Skip to main content

Golden Rule


My philosophy in life is solely patterned from the maxim taught by almost all of the influential figures the world has produced notably Jesus Christ, Confucius, The Dalai Lama to name a few. This quote which I state in a positive phrase goes like this, “Do Unto Others What You Want Others Will Do Unto you”. I always bear this strong and moving maxim in my entire life which basically gives me a reason to reckon the purpose of doing things in their proper order.

My life exists as it is today because of the people who nurtured me and mold my mentality that life is a journey towards seeking perfection which can only be achieved by doing what is essentially right and evading what is essentially wrong. These people that I am referring to are my family.

Truly, the values instilled by my parents are maintained in every corner of my life, which later on help me to fulfill my ardent desires and endeavors. The phrase practically taught a lot of hard lessons in life. I learned to control my feelings, I learned to accept defeat and I learned to value life as it is. It is not that easy to carry on and commit with this philosophy. I was mocked by some, I was betrayed and I was used, simply because of my ideology and vow to this philosophy.

On the brighter side, I take pleasure in the privilege of being a person loved and adored by some and even respected by many, with humility aside. Further, the maxim which I often bear in my mind brings me to what I develop in my life, that is, the sense of volunteerism and the passion for service.

Yes, I admit it is very effortless and free to boast such words but I technically apply it in my daily routines. I learned life the hard way, more appropriate to say, “Been there, done that” way, though premature to say. The embodiment of service and volunteerism is very evident in my life. I just realized that the Divine Providence give me this kind of path simply to help me identify what a flat man lacks-LOVE.

Photo above: a political painting by Norman Rockwell



Comments

Popular posts from this blog

Mandaya Dagmay Weaving

The Mandaya is one of Mindanao’s surviving minority tribes of the Philippines. They live in the mountainous areas above the coastal town of Davao Oriental particularly in Boston, Cateel, Bagangga, Caraga and Manay. For many generations the Mandaya have woven cloth from fibers of native abaca tree, a variety of the banana family, which is abundant in the region. The finest grade of hemp extracted from abaca stalks is stripped pounded, combed then prepared for dyeing by tying thus, the word tie-dye. The dyes are made from mud, root and other organic materials. This cloth is known locally as dagmay. It is distinguished from other tribal weaving by the intricate figures and patterns depicting the folklores and religion of the tribe. The Mandaya have carried the human and crocodile motifs to their highest expression. The crocodile is held sacred as shown by the frequency with which it appears in their decorative design. This art is handed down from generation. There is no patterns copy. E…

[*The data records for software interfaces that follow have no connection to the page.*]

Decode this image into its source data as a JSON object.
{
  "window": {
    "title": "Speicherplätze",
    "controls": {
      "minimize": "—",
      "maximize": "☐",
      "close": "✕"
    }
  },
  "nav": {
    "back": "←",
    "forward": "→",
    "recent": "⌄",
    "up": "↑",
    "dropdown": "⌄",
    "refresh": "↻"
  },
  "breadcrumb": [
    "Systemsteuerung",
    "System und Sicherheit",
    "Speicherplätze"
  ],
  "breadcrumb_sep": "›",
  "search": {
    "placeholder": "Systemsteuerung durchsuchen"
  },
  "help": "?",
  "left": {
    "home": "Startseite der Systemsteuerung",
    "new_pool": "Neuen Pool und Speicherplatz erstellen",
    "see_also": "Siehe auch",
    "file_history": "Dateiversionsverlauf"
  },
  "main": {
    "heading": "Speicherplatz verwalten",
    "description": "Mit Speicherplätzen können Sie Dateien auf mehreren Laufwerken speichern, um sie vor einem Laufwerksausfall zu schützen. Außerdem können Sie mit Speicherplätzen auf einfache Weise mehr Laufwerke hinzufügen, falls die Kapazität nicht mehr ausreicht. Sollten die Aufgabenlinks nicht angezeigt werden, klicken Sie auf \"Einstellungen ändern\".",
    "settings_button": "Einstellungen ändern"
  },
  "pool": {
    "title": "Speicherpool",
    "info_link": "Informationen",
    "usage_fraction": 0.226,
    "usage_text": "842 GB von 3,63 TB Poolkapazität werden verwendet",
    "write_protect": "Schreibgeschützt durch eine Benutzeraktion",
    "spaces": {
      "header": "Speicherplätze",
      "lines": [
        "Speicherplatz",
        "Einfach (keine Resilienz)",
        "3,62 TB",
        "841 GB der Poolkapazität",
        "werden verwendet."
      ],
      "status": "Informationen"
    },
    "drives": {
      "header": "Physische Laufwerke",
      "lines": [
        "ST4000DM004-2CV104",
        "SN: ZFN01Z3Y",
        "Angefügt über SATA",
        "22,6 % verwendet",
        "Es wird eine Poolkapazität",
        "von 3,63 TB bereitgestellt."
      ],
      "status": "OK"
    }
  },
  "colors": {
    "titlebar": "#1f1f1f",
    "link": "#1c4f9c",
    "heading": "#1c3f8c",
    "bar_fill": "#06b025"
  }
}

Who are the Mandayas?

1. Mandaya, literally means “upstream or upland dweller”, is one of the natives in Eastern Mindanao particularly the province of Davao Oriental. The typical Mandaya has a fair complexion, black sawed teeth, relatively well-defined nose and, sometimes, aquiline.

Beliefs 2. The Mandayas believed on the two-fold principles of good and evil, which are represented by the good gods Mansilatan and Badla (father and son), and Pundaugnon and Malimbong (husband and wife) as the evil gods.
Dagmay Weaving and Rituals

3.Known for their artistic embroidery, hand-woven costumes (dagmay) and animistic rituals, the Mandayas have distinctive literary and ritualistic devices to celebrate their tribal life and belief in the form of bayok (epic song or impromptu incantation), dawot (love song), uyog-uyog (lullaby) and ritualistic dance headed by the balyan or babailan (high priest or priestess) similar to shaman.

The Bird of Omen

4.The limocon or limoken, an endangered specie in the eastern part of Davao, is a…

Oyog-oyog: a Lullaby

Mandayas are known to be be music lovers. The folk songs reflects their intimate relationship with Mother earth and the attitude they have towards the environment and the world. Oyog-oyog is a folk song that deals with Pagka-iso (Childhood) and Gugma nang Ginikanan (Parental Love). Here's an Oyog-oyog:

Oyog-oyog, mag oyog-oyog . . .
Masinga nang Bullawan
Diyanay yagadadallawon
Baan sumngaw makawong
Dumallaw makagwa
Walla kaw sa pangubsa
Walla kaw sa pangkawasa,
Nang mallugon diabongan mo
Magaon na siollambodan mo;
Malaygon sa gigiba
Pugtok sa llollumpasi.

Walla sa pangungubsa
Wa sa pangawasa;

Awson pagpaka-indo
Ubson magpakagawa.

La - la - la- la - larin - larin . . .